ACTIVITY:
Would you please output the records exactly as they appear below?

Data items:
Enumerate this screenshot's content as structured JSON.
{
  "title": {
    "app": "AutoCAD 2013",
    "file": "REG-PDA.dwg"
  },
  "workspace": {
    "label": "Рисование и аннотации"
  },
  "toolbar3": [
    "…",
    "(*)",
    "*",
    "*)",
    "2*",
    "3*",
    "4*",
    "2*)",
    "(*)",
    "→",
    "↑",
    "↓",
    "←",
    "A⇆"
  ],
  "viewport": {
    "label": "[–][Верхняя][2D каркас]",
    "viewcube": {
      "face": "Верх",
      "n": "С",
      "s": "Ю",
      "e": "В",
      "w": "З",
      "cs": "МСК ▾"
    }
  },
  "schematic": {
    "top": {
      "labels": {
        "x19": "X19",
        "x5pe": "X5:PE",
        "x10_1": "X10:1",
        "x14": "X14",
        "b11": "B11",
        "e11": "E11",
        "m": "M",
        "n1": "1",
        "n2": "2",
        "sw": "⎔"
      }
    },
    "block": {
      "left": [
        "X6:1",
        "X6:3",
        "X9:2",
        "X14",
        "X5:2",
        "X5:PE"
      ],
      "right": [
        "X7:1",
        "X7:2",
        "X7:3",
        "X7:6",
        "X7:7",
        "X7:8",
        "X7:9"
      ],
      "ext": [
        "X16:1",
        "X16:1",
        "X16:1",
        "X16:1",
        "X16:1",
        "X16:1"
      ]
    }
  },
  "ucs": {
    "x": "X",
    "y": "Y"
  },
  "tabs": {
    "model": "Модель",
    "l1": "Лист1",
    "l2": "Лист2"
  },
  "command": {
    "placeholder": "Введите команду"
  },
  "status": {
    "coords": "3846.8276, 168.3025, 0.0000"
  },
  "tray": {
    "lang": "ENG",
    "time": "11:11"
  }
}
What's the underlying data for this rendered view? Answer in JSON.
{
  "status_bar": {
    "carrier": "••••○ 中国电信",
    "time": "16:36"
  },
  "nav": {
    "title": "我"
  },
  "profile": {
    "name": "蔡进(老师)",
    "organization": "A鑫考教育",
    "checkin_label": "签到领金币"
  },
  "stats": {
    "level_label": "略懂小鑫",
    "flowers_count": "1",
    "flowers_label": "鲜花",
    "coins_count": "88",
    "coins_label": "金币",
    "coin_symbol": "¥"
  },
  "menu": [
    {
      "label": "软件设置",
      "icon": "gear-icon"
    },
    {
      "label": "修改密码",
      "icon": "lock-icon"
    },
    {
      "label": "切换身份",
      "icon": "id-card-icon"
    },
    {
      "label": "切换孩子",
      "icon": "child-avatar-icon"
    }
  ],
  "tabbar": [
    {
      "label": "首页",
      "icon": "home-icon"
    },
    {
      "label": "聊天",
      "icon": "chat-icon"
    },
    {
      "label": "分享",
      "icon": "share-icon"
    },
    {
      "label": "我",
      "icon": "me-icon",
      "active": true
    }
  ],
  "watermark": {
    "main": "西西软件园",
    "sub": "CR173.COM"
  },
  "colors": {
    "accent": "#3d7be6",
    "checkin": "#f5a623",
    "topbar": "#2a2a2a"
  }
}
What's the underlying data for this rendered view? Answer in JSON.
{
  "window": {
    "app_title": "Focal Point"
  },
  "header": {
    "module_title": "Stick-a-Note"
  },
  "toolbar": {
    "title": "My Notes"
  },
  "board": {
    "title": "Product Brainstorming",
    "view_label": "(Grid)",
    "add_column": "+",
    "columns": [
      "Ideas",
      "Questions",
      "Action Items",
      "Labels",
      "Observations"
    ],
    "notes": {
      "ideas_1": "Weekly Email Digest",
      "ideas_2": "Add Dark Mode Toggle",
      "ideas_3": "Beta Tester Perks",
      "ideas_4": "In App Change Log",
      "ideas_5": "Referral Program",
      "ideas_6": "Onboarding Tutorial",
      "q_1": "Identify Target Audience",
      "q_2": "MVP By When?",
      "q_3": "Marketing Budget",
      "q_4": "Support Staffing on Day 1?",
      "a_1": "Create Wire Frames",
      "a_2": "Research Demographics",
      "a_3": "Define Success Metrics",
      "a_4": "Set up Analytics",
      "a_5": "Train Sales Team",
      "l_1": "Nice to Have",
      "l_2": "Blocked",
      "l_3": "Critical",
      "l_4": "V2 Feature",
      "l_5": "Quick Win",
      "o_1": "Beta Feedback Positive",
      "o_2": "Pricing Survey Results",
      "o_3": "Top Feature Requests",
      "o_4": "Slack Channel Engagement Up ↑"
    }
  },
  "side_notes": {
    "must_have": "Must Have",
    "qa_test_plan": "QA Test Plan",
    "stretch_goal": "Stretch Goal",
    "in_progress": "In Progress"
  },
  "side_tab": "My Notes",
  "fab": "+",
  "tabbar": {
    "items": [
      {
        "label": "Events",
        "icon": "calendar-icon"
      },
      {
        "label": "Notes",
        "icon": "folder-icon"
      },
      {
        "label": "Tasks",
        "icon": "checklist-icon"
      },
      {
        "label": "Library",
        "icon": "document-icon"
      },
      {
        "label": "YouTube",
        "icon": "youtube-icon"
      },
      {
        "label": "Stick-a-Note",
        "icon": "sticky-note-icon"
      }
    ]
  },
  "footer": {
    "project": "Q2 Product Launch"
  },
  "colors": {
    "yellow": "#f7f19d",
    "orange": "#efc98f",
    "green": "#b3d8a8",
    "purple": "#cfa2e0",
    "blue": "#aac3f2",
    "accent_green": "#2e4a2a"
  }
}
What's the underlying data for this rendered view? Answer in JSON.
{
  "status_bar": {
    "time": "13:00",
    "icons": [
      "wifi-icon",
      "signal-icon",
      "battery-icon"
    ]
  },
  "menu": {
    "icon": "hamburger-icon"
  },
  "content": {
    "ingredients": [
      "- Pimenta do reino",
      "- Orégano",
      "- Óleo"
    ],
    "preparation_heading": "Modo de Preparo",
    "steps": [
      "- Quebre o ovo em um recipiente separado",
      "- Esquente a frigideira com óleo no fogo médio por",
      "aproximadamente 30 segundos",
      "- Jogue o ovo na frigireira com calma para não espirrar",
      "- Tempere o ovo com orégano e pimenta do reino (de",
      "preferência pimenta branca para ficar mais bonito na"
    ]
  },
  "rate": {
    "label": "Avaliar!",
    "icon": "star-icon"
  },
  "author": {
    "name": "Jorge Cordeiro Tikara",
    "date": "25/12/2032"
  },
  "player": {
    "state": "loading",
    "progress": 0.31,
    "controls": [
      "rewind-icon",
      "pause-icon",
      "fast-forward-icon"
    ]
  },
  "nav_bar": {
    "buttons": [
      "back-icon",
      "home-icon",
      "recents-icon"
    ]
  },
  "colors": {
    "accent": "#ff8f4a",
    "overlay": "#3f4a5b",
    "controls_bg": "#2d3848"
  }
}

ANSWER BELOW:
Enumerate this screenshot's content as structured JSON.
{
  "title": {
    "app": "AutoCAD 2013",
    "file": "REG-PDA.dwg"
  },
  "workspace": {
    "label": "Рисование и аннотации"
  },
  "toolbar3": [
    "…",
    "(*)",
    "*",
    "*)",
    "2*",
    "3*",
    "4*",
    "2*)",
    "(*)",
    "→",
    "↑",
    "↓",
    "←",
    "A⇆"
  ],
  "viewport": {
    "label": "[–][Верхняя][2D каркас]",
    "viewcube": {
      "face": "Верх",
      "n": "С",
      "s": "Ю",
      "e": "В",
      "w": "З",
      "cs": "МСК ▾"
    }
  },
  "schematic": {
    "top": {
      "labels": {
        "x19": "X19",
        "x5pe": "X5:PE",
        "x10_1": "X10:1",
        "x14": "X14",
        "b11": "B11",
        "e11": "E11",
        "m": "M",
        "n1": "1",
        "n2": "2",
        "sw": "⎔"
      }
    },
    "block": {
      "left": [
        "X6:1",
        "X6:3",
        "X9:2",
        "X14",
        "X5:2",
        "X5:PE"
      ],
      "right": [
        "X7:1",
        "X7:2",
        "X7:3",
        "X7:6",
        "X7:7",
        "X7:8",
        "X7:9"
      ],
      "ext": [
        "X16:1",
        "X16:1",
        "X16:1",
        "X16:1",
        "X16:1",
        "X16:1"
      ]
    }
  },
  "ucs": {
    "x": "X",
    "y": "Y"
  },
  "tabs": {
    "model": "Модель",
    "l1": "Лист1",
    "l2": "Лист2"
  },
  "command": {
    "placeholder": "Введите команду"
  },
  "status": {
    "coords": "3846.8276, 168.3025, 0.0000"
  },
  "tray": {
    "lang": "ENG",
    "time": "11:11"
  }
}
What's the underlying data for this rendered view? Answer in JSON.
{
  "status_bar": {
    "carrier": "••••○ 中国电信",
    "time": "16:36"
  },
  "nav": {
    "title": "我"
  },
  "profile": {
    "name": "蔡进(老师)",
    "organization": "A鑫考教育",
    "checkin_label": "签到领金币"
  },
  "stats": {
    "level_label": "略懂小鑫",
    "flowers_count": "1",
    "flowers_label": "鲜花",
    "coins_count": "88",
    "coins_label": "金币",
    "coin_symbol": "¥"
  },
  "menu": [
    {
      "label": "软件设置",
      "icon": "gear-icon"
    },
    {
      "label": "修改密码",
      "icon": "lock-icon"
    },
    {
      "label": "切换身份",
      "icon": "id-card-icon"
    },
    {
      "label": "切换孩子",
      "icon": "child-avatar-icon"
    }
  ],
  "tabbar": [
    {
      "label": "首页",
      "icon": "home-icon"
    },
    {
      "label": "聊天",
      "icon": "chat-icon"
    },
    {
      "label": "分享",
      "icon": "share-icon"
    },
    {
      "label": "我",
      "icon": "me-icon",
      "active": true
    }
  ],
  "watermark": {
    "main": "西西软件园",
    "sub": "CR173.COM"
  },
  "colors": {
    "accent": "#3d7be6",
    "checkin": "#f5a623",
    "topbar": "#2a2a2a"
  }
}
What's the underlying data for this rendered view? Answer in JSON.
{
  "window": {
    "app_title": "Focal Point"
  },
  "header": {
    "module_title": "Stick-a-Note"
  },
  "toolbar": {
    "title": "My Notes"
  },
  "board": {
    "title": "Product Brainstorming",
    "view_label": "(Grid)",
    "add_column": "+",
    "columns": [
      "Ideas",
      "Questions",
      "Action Items",
      "Labels",
      "Observations"
    ],
    "notes": {
      "ideas_1": "Weekly Email Digest",
      "ideas_2": "Add Dark Mode Toggle",
      "ideas_3": "Beta Tester Perks",
      "ideas_4": "In App Change Log",
      "ideas_5": "Referral Program",
      "ideas_6": "Onboarding Tutorial",
      "q_1": "Identify Target Audience",
      "q_2": "MVP By When?",
      "q_3": "Marketing Budget",
      "q_4": "Support Staffing on Day 1?",
      "a_1": "Create Wire Frames",
      "a_2": "Research Demographics",
      "a_3": "Define Success Metrics",
      "a_4": "Set up Analytics",
      "a_5": "Train Sales Team",
      "l_1": "Nice to Have",
      "l_2": "Blocked",
      "l_3": "Critical",
      "l_4": "V2 Feature",
      "l_5": "Quick Win",
      "o_1": "Beta Feedback Positive",
      "o_2": "Pricing Survey Results",
      "o_3": "Top Feature Requests",
      "o_4": "Slack Channel Engagement Up ↑"
    }
  },
  "side_notes": {
    "must_have": "Must Have",
    "qa_test_plan": "QA Test Plan",
    "stretch_goal": "Stretch Goal",
    "in_progress": "In Progress"
  },
  "side_tab": "My Notes",
  "fab": "+",
  "tabbar": {
    "items": [
      {
        "label": "Events",
        "icon": "calendar-icon"
      },
      {
        "label": "Notes",
        "icon": "folder-icon"
      },
      {
        "label": "Tasks",
        "icon": "checklist-icon"
      },
      {
        "label": "Library",
        "icon": "document-icon"
      },
      {
        "label": "YouTube",
        "icon": "youtube-icon"
      },
      {
        "label": "Stick-a-Note",
        "icon": "sticky-note-icon"
      }
    ]
  },
  "footer": {
    "project": "Q2 Product Launch"
  },
  "colors": {
    "yellow": "#f7f19d",
    "orange": "#efc98f",
    "green": "#b3d8a8",
    "purple": "#cfa2e0",
    "blue": "#aac3f2",
    "accent_green": "#2e4a2a"
  }
}
What's the underlying data for this rendered view? Answer in JSON.
{
  "status_bar": {
    "time": "13:00",
    "icons": [
      "wifi-icon",
      "signal-icon",
      "battery-icon"
    ]
  },
  "menu": {
    "icon": "hamburger-icon"
  },
  "content": {
    "ingredients": [
      "- Pimenta do reino",
      "- Orégano",
      "- Óleo"
    ],
    "preparation_heading": "Modo de Preparo",
    "steps": [
      "- Quebre o ovo em um recipiente separado",
      "- Esquente a frigideira com óleo no fogo médio por",
      "aproximadamente 30 segundos",
      "- Jogue o ovo na frigireira com calma para não espirrar",
      "- Tempere o ovo com orégano e pimenta do reino (de",
      "preferência pimenta branca para ficar mais bonito na"
    ]
  },
  "rate": {
    "label": "Avaliar!",
    "icon": "star-icon"
  },
  "author": {
    "name": "Jorge Cordeiro Tikara",
    "date": "25/12/2032"
  },
  "player": {
    "state": "loading",
    "progress": 0.31,
    "controls": [
      "rewind-icon",
      "pause-icon",
      "fast-forward-icon"
    ]
  },
  "nav_bar": {
    "buttons": [
      "back-icon",
      "home-icon",
      "recents-icon"
    ]
  },
  "colors": {
    "accent": "#ff8f4a",
    "overlay": "#3f4a5b",
    "controls_bg": "#2d3848"
  }
}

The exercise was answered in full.